“I want to keep some humor in all of this. I really avoid the anxiety that comes with cancer,” she said. “On each page there will be a photo, then a simple comment and a simple hashtag. I just want this to be kind of something that identifies some of what happens when you go through cancer, but it’s not a heavy book at all. I hope it’s crazy and amusing.
Crouch hopes kids can learn from it and relate to it, whether it’s cancer or a health issue.
“Whether they deal with it or a parent does, then they’re going to be like oh, Cooper’s mom was really tired,” she said. “My mum is very tired too, I’m just going to play quietly, or I’m going to take a nap. Cooper’s mother had to undergo chemotherapy and she didn’t like to eat. You know, my mom doesn’t really like to eat either. So I hope everyone can just look at it and say, I’m able to relate to it.
Crouch is working with Terry Van Winkle and Davenport Printing to layout and print the 32-page book.
“What I love about this community is how incredibly supportive everyone is,” she said. “The Midwest Writing Center is so supportive of writers. We have photographers who are so supportive of other photographers.
“This is a shout out to everyone who continues to support people who communicate through the arts,” Crouch said, noting that Quad City Arts supports many area artists financially.
She wants it done as soon as possible, to get the book to local cancer centers and for Gilda’s Club chemo bags for people in treatment.

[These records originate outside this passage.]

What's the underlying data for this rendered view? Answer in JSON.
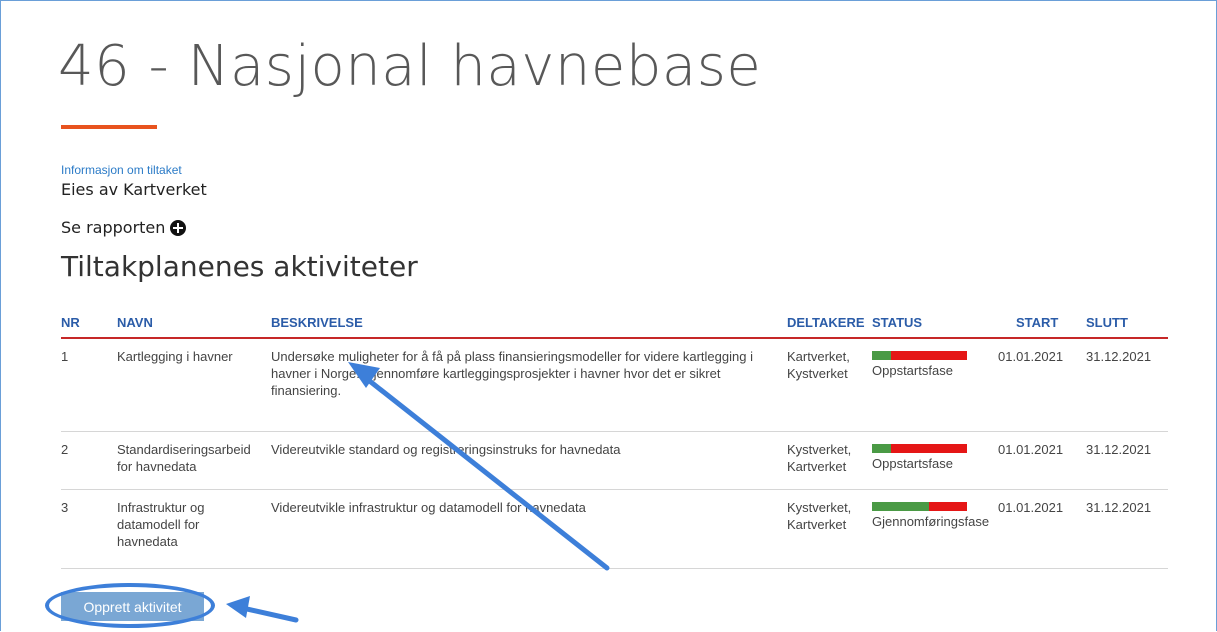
{
  "page": {
    "title": "46 - Nasjonal havnebase",
    "info_link": "Informasjon om tiltaket",
    "owner": "Eies av Kartverket",
    "see_report": "Se rapporten",
    "section_title": "Tiltakplanenes aktiviteter"
  },
  "table": {
    "headers": {
      "nr": "NR",
      "navn": "NAVN",
      "beskrivelse": "BESKRIVELSE",
      "deltakere": "DELTAKERE",
      "status": "STATUS",
      "start": "START",
      "slutt": "SLUTT"
    },
    "rows": [
      {
        "nr": "1",
        "navn": "Kartlegging i havner",
        "beskrivelse": "Undersøke muligheter for å få på plass finansieringsmodeller for videre kartlegging i havner i Norge. Gjennomføre kartleggingsprosjekter i havner hvor det er sikret finansiering.",
        "deltakere": "Kartverket, Kystverket",
        "status": "Oppstartsfase",
        "progress": 0.2,
        "start": "01.01.2021",
        "slutt": "31.12.2021"
      },
      {
        "nr": "2",
        "navn": "Standardiseringsarbeid for havnedata",
        "beskrivelse": "Videreutvikle standard og registreringsinstruks for havnedata",
        "deltakere": "Kystverket, Kartverket",
        "status": "Oppstartsfase",
        "progress": 0.2,
        "start": "01.01.2021",
        "slutt": "31.12.2021"
      },
      {
        "nr": "3",
        "navn": "Infrastruktur og datamodell for havnedata",
        "beskrivelse": "Videreutvikle infrastruktur og datamodell for havnedata",
        "deltakere": "Kystverket, Kartverket",
        "status": "Gjennomføringsfase",
        "progress": 0.6,
        "start": "01.01.2021",
        "slutt": "31.12.2021"
      }
    ]
  },
  "actions": {
    "create_button": "Opprett aktivitet"
  },
  "colors": {
    "accent_orange": "#e8531e",
    "header_blue": "#2b5ca8",
    "progress_green": "#4a9a45",
    "progress_red": "#e51616",
    "annotation_blue": "#3d7fd9"
  }
}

Quad City Arts’ Arts Dollars – which recently announced approximately $140,000 in 2022 grants – is supported by the Hubbell-Waterman Foundation and the Illinois Arts Council Agency.